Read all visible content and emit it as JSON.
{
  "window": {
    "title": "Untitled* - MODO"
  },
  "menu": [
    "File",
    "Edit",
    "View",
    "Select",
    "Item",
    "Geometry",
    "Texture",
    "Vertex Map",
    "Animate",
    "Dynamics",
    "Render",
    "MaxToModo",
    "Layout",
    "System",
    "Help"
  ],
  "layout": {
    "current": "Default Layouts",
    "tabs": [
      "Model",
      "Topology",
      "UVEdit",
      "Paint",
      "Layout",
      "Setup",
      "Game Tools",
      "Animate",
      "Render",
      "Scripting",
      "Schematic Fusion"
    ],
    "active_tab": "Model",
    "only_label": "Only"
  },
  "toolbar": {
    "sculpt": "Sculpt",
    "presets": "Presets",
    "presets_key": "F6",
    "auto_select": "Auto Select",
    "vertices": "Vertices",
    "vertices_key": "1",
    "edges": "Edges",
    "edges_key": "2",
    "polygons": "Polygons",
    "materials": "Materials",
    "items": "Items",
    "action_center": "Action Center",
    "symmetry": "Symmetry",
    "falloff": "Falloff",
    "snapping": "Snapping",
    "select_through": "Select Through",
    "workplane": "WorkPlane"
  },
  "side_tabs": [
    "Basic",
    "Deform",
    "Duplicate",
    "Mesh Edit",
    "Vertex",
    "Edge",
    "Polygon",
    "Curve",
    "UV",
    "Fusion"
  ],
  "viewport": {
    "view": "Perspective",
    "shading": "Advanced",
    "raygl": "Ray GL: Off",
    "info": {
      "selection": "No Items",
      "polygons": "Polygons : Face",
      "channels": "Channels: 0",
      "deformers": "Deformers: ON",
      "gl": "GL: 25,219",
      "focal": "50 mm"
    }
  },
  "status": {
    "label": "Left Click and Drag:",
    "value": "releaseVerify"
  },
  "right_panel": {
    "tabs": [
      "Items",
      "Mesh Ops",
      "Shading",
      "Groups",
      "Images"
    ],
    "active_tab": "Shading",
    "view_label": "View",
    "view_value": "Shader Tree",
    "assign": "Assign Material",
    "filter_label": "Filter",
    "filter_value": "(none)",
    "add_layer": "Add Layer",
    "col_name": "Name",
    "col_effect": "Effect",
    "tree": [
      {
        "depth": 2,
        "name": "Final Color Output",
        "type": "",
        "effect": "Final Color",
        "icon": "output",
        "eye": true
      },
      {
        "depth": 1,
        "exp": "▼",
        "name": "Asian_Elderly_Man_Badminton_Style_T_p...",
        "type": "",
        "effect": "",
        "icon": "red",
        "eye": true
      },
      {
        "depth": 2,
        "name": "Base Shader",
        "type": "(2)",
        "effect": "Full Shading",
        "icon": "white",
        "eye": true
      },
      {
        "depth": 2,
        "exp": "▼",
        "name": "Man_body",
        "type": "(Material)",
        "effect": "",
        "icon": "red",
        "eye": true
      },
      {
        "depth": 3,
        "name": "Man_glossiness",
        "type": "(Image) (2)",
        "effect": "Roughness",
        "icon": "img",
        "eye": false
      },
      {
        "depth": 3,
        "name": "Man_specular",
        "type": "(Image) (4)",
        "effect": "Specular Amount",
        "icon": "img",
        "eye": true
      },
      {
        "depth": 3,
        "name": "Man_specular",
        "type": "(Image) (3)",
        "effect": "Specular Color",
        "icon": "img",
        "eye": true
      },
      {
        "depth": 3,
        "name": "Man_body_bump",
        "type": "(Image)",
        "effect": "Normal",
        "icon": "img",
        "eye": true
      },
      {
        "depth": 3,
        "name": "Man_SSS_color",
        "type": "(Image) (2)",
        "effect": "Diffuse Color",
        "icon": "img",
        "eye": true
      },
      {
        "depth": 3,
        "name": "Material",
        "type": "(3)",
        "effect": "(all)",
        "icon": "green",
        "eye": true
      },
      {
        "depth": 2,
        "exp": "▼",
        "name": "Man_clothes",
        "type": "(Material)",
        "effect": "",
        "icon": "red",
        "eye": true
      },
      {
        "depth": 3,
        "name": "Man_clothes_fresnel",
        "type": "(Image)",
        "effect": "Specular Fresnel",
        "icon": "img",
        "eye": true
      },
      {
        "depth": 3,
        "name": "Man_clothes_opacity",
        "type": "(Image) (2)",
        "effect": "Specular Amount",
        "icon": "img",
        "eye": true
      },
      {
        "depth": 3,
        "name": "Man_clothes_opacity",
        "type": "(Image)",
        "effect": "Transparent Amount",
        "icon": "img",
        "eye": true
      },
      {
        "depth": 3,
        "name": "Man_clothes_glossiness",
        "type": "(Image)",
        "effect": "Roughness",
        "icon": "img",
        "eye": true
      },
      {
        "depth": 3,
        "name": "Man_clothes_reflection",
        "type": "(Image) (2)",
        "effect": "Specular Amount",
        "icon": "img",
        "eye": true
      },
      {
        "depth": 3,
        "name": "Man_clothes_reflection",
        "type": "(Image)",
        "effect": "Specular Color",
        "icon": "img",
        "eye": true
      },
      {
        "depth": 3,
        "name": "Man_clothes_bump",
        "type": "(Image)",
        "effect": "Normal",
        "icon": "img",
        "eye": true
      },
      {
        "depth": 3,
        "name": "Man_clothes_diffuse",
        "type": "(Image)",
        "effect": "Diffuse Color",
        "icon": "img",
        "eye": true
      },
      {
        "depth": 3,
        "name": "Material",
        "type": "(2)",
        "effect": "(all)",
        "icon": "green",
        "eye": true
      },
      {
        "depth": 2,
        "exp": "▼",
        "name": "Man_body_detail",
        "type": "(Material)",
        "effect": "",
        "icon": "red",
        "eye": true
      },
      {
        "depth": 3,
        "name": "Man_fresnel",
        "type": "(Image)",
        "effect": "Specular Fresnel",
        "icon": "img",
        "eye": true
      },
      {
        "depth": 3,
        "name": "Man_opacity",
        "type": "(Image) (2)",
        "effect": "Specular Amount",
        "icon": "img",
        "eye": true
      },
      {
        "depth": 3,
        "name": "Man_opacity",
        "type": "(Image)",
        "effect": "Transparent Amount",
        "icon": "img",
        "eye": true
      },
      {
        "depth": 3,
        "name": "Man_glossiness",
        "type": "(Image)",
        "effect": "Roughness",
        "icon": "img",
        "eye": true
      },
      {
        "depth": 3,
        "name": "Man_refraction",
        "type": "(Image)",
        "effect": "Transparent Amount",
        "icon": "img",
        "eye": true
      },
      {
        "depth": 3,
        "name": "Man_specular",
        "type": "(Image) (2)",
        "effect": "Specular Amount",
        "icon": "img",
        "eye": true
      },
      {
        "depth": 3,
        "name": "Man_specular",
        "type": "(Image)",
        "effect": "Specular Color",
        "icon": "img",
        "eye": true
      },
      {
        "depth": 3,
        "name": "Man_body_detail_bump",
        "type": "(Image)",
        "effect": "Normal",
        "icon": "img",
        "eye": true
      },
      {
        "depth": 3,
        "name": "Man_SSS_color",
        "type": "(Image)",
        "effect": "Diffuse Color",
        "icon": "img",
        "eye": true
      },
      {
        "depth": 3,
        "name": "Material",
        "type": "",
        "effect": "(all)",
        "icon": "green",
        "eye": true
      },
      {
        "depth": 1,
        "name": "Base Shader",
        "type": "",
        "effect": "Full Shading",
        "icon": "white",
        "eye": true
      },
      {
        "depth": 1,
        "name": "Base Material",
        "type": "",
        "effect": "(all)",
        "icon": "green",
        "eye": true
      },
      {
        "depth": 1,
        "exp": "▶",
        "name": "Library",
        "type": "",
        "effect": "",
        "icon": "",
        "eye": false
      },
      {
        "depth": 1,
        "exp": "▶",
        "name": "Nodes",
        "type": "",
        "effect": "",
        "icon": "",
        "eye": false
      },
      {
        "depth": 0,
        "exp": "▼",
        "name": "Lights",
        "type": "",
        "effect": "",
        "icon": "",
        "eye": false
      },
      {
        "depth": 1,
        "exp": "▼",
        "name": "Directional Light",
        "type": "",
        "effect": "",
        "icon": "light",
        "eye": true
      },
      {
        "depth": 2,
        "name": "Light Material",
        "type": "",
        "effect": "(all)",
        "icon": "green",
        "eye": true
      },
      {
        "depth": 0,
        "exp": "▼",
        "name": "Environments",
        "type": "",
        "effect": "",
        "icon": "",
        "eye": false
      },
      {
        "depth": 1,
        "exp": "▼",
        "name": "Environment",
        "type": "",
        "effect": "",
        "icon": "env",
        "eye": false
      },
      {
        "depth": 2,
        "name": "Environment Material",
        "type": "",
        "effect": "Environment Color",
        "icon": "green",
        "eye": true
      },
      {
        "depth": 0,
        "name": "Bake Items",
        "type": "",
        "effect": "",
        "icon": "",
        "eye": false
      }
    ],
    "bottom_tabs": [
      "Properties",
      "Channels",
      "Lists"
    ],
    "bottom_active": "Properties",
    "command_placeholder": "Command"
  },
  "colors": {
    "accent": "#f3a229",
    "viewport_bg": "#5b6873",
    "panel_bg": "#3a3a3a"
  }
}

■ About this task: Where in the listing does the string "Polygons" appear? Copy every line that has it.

■ Exercise output:
    "polygons": "Polygons",
      "polygons": "Polygons : Face",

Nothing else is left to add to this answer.